» **EXTRACTED DATA**:

§

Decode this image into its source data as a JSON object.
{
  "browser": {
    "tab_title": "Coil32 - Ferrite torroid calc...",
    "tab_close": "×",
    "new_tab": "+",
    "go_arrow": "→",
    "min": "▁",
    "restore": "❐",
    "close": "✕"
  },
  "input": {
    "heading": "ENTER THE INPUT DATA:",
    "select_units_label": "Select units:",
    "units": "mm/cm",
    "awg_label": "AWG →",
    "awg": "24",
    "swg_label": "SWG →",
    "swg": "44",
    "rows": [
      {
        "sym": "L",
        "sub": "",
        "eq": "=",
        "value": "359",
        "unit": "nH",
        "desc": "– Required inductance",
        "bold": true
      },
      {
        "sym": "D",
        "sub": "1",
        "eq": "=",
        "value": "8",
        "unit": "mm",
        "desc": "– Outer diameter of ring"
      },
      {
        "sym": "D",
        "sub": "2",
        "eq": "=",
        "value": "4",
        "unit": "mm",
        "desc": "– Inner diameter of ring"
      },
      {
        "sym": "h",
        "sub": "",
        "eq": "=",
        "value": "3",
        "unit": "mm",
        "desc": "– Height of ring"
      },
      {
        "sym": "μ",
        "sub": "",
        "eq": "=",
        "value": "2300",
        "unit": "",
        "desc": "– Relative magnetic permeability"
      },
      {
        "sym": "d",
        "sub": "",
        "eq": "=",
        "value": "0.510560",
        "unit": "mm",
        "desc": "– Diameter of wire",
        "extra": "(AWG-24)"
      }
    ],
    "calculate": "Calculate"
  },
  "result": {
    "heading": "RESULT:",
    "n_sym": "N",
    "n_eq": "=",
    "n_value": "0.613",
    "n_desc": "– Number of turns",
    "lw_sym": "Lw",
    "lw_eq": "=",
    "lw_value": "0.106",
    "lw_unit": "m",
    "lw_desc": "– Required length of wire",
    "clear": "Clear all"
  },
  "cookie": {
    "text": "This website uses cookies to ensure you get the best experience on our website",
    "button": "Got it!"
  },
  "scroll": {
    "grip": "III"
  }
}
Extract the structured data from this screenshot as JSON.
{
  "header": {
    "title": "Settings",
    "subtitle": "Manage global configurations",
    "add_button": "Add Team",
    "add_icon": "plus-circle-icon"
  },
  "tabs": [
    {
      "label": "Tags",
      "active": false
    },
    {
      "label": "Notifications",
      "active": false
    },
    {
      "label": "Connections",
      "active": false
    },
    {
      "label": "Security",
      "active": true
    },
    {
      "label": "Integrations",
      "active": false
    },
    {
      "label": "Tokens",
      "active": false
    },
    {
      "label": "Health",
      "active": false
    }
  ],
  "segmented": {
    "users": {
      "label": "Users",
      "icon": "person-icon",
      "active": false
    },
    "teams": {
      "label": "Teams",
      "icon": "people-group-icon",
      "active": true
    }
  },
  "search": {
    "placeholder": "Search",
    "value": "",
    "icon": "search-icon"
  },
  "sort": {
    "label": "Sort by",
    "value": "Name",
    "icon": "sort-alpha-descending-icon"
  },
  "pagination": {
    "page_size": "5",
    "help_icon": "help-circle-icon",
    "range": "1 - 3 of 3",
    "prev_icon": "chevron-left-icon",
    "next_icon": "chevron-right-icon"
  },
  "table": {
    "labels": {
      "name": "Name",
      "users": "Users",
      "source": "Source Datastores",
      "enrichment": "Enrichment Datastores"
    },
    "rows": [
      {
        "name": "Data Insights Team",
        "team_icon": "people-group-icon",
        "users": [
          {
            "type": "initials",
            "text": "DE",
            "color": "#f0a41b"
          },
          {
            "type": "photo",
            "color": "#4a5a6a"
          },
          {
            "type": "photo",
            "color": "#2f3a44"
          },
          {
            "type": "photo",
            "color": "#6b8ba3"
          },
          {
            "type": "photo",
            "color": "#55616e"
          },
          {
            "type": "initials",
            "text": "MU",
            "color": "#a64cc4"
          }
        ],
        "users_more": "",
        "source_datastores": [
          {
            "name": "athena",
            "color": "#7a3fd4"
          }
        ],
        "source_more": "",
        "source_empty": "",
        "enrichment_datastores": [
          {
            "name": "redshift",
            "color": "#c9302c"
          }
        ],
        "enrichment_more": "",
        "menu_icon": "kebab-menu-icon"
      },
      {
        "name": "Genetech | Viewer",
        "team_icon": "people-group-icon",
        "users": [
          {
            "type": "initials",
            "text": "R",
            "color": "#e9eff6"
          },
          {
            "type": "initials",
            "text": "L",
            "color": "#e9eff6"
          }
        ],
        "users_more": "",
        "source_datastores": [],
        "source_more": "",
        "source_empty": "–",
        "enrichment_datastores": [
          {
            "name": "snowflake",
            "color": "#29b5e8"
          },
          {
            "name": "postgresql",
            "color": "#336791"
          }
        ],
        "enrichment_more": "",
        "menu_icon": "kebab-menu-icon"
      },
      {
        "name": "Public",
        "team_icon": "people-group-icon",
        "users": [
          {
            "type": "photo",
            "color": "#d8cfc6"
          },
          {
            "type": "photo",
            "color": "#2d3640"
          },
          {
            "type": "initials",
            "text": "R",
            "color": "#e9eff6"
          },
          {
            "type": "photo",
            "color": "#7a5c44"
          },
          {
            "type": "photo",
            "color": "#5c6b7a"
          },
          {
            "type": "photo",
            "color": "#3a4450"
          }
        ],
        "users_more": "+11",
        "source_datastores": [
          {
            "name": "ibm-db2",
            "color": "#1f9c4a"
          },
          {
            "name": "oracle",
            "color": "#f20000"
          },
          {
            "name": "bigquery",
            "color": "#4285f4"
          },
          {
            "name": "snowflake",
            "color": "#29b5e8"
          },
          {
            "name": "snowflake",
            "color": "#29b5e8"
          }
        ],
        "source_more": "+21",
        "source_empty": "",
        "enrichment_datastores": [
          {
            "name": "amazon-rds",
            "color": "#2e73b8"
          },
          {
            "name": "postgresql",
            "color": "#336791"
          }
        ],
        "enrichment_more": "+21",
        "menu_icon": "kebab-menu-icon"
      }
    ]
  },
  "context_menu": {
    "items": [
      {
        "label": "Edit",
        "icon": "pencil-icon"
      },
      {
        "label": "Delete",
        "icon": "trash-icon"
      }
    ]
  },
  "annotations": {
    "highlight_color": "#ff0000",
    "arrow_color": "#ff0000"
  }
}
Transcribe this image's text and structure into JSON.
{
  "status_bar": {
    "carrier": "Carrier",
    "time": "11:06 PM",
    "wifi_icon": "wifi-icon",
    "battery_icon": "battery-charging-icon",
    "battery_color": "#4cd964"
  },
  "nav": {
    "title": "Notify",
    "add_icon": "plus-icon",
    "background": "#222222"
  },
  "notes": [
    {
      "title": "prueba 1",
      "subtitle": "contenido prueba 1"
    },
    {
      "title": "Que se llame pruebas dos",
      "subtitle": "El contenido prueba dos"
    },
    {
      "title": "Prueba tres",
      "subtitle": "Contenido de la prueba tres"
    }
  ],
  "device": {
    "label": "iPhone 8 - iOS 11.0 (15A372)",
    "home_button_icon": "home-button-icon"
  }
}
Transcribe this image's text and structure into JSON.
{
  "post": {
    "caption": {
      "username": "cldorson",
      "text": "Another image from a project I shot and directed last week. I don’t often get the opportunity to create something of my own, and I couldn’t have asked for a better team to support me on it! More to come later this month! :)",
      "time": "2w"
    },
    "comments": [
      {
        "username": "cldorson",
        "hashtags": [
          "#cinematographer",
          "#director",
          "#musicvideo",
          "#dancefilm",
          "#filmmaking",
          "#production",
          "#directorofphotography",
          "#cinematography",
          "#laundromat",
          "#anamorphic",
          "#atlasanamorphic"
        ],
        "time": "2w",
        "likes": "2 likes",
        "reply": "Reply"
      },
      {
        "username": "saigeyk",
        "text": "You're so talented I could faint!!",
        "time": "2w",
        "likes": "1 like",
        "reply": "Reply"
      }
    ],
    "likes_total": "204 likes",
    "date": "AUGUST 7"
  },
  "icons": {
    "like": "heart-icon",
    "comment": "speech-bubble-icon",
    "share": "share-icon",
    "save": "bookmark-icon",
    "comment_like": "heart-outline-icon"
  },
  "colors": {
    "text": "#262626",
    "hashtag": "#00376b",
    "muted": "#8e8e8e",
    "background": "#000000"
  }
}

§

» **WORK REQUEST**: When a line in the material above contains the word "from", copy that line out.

» **SOLUTION TO THIS EXERCISE**:
Extract the structured data from this screenshot as JSON.
      "text": "Another image from a project I shot and directed last week. I don’t often get the opportunity to create something of my own, and I couldn’t have asked for a better team to support me on it! More to come later this month! :)",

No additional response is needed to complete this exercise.